> **Provided data**:
==================================================

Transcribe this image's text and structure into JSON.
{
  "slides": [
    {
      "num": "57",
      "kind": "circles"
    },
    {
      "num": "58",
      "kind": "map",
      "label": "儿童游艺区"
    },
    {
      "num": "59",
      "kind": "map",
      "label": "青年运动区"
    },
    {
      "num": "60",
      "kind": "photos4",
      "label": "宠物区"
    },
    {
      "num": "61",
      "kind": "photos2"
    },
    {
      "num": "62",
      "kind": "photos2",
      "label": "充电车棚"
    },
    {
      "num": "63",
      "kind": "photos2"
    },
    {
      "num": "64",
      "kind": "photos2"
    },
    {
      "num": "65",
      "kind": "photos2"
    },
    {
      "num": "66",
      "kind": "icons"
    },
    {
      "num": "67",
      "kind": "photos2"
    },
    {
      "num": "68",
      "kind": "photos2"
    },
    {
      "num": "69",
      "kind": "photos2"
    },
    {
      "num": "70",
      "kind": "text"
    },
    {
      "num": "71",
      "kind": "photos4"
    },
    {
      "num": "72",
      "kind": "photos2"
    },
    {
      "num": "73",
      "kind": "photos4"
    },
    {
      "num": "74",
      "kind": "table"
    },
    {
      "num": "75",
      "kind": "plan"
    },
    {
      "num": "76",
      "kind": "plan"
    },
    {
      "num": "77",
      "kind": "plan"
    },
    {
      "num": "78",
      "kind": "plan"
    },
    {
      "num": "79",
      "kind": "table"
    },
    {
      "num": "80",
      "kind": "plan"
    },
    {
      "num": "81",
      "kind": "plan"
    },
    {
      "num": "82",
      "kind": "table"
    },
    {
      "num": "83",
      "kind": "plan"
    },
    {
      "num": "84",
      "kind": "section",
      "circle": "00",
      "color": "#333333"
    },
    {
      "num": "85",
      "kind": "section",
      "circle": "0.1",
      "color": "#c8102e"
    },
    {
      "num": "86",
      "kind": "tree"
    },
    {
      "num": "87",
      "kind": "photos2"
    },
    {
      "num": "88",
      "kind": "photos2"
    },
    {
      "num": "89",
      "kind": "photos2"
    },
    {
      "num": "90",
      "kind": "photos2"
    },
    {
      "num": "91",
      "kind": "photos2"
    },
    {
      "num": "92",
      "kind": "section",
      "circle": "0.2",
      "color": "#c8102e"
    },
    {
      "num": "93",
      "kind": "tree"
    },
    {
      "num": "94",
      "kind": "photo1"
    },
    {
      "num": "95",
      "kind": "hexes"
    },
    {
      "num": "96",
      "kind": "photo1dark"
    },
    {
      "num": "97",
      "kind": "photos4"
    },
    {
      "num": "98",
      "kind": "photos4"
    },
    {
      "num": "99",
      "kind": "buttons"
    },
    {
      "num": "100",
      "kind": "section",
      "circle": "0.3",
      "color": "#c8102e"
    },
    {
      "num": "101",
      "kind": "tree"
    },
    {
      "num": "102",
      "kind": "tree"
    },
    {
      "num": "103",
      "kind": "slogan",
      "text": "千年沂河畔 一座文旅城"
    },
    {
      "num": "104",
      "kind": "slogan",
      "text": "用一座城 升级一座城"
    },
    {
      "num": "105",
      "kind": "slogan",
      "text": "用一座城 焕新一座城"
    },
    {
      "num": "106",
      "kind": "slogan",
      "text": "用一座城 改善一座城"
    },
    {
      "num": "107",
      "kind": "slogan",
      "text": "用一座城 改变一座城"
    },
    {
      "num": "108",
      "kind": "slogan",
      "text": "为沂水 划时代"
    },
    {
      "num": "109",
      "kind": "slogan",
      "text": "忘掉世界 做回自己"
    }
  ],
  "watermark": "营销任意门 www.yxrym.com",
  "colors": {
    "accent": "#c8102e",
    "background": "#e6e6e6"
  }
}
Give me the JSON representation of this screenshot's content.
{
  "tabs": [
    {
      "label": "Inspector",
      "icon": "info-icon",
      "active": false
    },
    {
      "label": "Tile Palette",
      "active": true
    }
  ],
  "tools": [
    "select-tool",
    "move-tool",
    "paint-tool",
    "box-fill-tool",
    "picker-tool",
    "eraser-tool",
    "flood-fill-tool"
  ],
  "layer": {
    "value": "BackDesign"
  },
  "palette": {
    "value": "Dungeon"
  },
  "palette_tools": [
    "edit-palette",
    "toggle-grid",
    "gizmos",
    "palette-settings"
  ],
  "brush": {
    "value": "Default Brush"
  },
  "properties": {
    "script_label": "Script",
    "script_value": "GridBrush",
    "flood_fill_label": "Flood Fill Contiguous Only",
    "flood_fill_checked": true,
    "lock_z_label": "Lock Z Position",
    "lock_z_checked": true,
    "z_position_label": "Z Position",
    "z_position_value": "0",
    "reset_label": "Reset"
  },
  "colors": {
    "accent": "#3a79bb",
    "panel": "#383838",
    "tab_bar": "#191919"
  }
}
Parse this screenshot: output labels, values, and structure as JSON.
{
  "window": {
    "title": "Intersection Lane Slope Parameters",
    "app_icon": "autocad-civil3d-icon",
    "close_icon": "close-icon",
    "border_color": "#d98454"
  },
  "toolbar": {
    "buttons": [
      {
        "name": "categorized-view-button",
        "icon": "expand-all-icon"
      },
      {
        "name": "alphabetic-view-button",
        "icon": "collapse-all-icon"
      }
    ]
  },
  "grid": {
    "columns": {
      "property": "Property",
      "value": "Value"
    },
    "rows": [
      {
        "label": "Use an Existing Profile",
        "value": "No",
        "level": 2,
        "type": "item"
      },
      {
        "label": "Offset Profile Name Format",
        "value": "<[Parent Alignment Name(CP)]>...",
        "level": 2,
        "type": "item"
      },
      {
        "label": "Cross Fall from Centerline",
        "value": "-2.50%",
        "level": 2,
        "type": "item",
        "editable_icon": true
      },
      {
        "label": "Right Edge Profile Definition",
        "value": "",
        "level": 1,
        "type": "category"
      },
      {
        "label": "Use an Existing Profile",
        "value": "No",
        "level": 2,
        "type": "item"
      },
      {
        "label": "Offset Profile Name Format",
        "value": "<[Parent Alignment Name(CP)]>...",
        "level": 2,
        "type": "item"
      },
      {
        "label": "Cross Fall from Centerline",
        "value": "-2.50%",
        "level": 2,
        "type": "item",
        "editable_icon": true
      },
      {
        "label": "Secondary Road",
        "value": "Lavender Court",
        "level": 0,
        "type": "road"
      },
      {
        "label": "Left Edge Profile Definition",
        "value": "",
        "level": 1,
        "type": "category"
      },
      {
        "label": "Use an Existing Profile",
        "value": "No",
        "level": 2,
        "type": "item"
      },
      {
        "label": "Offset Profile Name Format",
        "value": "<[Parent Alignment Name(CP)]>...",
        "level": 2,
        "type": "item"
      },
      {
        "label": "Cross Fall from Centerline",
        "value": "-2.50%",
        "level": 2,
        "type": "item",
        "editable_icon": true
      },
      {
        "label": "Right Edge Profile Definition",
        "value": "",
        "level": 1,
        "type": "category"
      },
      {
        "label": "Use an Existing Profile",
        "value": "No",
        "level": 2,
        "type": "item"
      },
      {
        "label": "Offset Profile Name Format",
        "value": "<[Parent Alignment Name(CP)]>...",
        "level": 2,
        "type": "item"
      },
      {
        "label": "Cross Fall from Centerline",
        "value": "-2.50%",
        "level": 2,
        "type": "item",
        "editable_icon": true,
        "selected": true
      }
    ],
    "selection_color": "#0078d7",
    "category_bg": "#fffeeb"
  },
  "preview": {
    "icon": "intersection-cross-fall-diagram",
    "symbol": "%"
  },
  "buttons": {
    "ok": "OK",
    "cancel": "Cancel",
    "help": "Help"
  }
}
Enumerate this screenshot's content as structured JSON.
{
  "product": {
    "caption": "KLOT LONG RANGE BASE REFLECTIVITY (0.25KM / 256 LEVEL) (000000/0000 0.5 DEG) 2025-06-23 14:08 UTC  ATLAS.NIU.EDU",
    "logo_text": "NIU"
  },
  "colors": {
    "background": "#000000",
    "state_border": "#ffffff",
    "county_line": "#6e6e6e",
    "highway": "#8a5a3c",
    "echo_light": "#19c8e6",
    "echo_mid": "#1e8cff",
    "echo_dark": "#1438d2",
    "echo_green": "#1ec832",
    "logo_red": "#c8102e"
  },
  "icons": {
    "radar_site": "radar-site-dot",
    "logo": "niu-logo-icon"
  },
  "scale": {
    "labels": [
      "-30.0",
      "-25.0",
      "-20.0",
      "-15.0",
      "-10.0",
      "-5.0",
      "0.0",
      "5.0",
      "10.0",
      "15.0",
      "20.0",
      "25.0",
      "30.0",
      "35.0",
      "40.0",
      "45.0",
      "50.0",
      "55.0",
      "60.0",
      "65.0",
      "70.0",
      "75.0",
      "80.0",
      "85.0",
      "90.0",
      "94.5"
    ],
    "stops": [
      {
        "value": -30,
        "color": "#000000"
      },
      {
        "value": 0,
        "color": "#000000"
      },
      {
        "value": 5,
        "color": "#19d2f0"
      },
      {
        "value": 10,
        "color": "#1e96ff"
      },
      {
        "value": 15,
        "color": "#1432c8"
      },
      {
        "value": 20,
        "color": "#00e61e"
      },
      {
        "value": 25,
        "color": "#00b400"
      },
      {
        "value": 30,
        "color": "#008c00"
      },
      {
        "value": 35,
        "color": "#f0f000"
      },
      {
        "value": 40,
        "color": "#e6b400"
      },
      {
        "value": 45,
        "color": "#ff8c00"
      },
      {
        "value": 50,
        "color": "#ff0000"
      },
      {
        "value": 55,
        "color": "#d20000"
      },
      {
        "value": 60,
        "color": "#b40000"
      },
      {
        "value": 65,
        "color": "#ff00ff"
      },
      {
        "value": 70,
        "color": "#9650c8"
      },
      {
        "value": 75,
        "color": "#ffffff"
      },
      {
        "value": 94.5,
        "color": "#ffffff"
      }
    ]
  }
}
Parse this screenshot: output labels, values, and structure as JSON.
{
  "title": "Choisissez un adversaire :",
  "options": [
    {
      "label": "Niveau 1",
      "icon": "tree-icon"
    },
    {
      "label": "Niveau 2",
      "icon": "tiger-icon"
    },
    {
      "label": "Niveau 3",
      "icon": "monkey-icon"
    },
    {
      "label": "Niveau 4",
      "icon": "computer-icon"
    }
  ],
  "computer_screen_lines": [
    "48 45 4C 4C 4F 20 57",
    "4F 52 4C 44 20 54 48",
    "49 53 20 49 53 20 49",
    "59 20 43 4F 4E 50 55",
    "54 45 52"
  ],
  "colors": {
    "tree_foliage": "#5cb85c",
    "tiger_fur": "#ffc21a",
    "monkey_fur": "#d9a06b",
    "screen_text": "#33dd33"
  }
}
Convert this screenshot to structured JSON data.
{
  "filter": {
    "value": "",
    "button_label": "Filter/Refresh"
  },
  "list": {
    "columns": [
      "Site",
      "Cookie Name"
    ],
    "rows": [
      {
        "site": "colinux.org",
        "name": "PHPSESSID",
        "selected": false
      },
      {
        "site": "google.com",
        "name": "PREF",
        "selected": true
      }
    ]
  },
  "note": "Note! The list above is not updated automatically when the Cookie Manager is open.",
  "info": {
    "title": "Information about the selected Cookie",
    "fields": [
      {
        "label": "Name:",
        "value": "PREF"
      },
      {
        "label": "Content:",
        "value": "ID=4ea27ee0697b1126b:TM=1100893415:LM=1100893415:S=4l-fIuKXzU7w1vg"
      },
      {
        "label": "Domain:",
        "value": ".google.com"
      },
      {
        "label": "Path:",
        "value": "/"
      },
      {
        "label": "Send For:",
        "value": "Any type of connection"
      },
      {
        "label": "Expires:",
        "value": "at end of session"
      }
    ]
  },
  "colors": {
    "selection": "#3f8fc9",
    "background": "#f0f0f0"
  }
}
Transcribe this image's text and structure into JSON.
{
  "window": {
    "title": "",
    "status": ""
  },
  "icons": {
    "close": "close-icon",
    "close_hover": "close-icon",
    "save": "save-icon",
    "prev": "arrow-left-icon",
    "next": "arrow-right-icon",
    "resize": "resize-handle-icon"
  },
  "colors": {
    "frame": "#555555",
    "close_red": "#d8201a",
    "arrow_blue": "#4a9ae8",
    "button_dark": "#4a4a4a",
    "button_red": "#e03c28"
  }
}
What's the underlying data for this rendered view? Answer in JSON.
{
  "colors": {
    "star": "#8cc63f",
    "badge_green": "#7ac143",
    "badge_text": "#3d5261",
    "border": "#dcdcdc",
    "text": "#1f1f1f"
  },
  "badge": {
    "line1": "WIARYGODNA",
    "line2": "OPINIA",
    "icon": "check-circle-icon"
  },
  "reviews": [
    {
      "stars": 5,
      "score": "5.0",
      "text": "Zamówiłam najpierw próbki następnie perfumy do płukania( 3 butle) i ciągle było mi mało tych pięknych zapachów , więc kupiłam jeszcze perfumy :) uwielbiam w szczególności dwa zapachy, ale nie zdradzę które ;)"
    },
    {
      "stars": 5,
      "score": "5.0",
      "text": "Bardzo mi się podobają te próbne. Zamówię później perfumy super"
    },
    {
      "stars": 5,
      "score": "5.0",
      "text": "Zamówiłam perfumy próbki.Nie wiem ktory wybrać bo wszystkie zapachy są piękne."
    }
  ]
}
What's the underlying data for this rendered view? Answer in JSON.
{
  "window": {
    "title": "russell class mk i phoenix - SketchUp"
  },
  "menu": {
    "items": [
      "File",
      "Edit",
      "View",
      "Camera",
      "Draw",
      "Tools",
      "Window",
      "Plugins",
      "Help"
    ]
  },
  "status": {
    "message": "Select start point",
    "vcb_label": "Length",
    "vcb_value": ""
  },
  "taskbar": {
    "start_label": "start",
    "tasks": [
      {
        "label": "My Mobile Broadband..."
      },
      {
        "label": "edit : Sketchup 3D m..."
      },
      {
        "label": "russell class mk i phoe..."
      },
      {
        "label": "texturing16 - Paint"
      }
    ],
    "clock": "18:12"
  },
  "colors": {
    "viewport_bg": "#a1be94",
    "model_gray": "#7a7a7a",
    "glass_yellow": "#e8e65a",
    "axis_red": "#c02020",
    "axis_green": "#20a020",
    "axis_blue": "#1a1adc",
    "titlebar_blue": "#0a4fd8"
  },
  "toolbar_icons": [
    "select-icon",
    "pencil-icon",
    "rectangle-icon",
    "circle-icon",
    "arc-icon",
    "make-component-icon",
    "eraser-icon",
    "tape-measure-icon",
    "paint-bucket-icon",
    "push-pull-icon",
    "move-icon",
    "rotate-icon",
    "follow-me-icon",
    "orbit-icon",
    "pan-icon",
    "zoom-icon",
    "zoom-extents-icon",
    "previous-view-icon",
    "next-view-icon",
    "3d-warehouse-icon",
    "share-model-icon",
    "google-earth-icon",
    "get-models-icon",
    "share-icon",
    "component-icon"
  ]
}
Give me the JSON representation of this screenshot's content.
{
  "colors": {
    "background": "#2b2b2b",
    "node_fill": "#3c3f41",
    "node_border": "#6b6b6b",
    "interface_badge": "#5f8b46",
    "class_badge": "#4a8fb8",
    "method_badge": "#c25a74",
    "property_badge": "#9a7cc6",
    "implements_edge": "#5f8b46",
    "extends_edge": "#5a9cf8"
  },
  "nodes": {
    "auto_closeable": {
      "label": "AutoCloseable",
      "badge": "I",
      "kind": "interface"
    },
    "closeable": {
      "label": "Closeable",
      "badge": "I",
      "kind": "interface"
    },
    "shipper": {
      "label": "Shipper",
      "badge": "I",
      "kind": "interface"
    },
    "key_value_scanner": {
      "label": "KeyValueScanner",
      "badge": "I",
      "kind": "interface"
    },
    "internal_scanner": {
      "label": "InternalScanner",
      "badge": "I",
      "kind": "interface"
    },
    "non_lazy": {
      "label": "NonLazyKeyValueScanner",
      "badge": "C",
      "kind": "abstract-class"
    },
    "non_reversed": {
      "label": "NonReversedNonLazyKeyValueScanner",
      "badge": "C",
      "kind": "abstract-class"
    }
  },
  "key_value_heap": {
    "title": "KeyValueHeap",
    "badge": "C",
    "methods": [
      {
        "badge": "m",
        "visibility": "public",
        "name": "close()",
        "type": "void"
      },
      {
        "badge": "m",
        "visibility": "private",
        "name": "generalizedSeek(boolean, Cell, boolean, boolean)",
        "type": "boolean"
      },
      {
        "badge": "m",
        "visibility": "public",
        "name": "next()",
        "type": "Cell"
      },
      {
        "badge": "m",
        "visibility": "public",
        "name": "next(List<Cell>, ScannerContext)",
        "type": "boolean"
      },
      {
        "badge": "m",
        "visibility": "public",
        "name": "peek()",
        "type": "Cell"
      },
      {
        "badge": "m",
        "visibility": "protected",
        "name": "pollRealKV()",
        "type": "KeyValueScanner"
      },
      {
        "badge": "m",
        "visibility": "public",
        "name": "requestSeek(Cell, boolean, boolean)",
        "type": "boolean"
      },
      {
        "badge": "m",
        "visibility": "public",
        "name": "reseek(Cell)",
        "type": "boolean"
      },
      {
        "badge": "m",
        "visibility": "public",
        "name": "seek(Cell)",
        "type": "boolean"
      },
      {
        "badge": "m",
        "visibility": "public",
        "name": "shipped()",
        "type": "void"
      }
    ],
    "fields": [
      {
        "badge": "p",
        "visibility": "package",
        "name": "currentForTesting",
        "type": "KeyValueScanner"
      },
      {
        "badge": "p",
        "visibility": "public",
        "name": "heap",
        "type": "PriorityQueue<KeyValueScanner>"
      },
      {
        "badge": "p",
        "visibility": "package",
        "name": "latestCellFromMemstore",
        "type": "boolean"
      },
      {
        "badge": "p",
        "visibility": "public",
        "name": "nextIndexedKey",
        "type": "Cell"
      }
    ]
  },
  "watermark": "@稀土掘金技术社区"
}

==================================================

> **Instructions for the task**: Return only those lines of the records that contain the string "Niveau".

> **Written solution**:
      "label": "Niveau 1",
      "label": "Niveau 2",
      "label": "Niveau 3",
      "label": "Niveau 4",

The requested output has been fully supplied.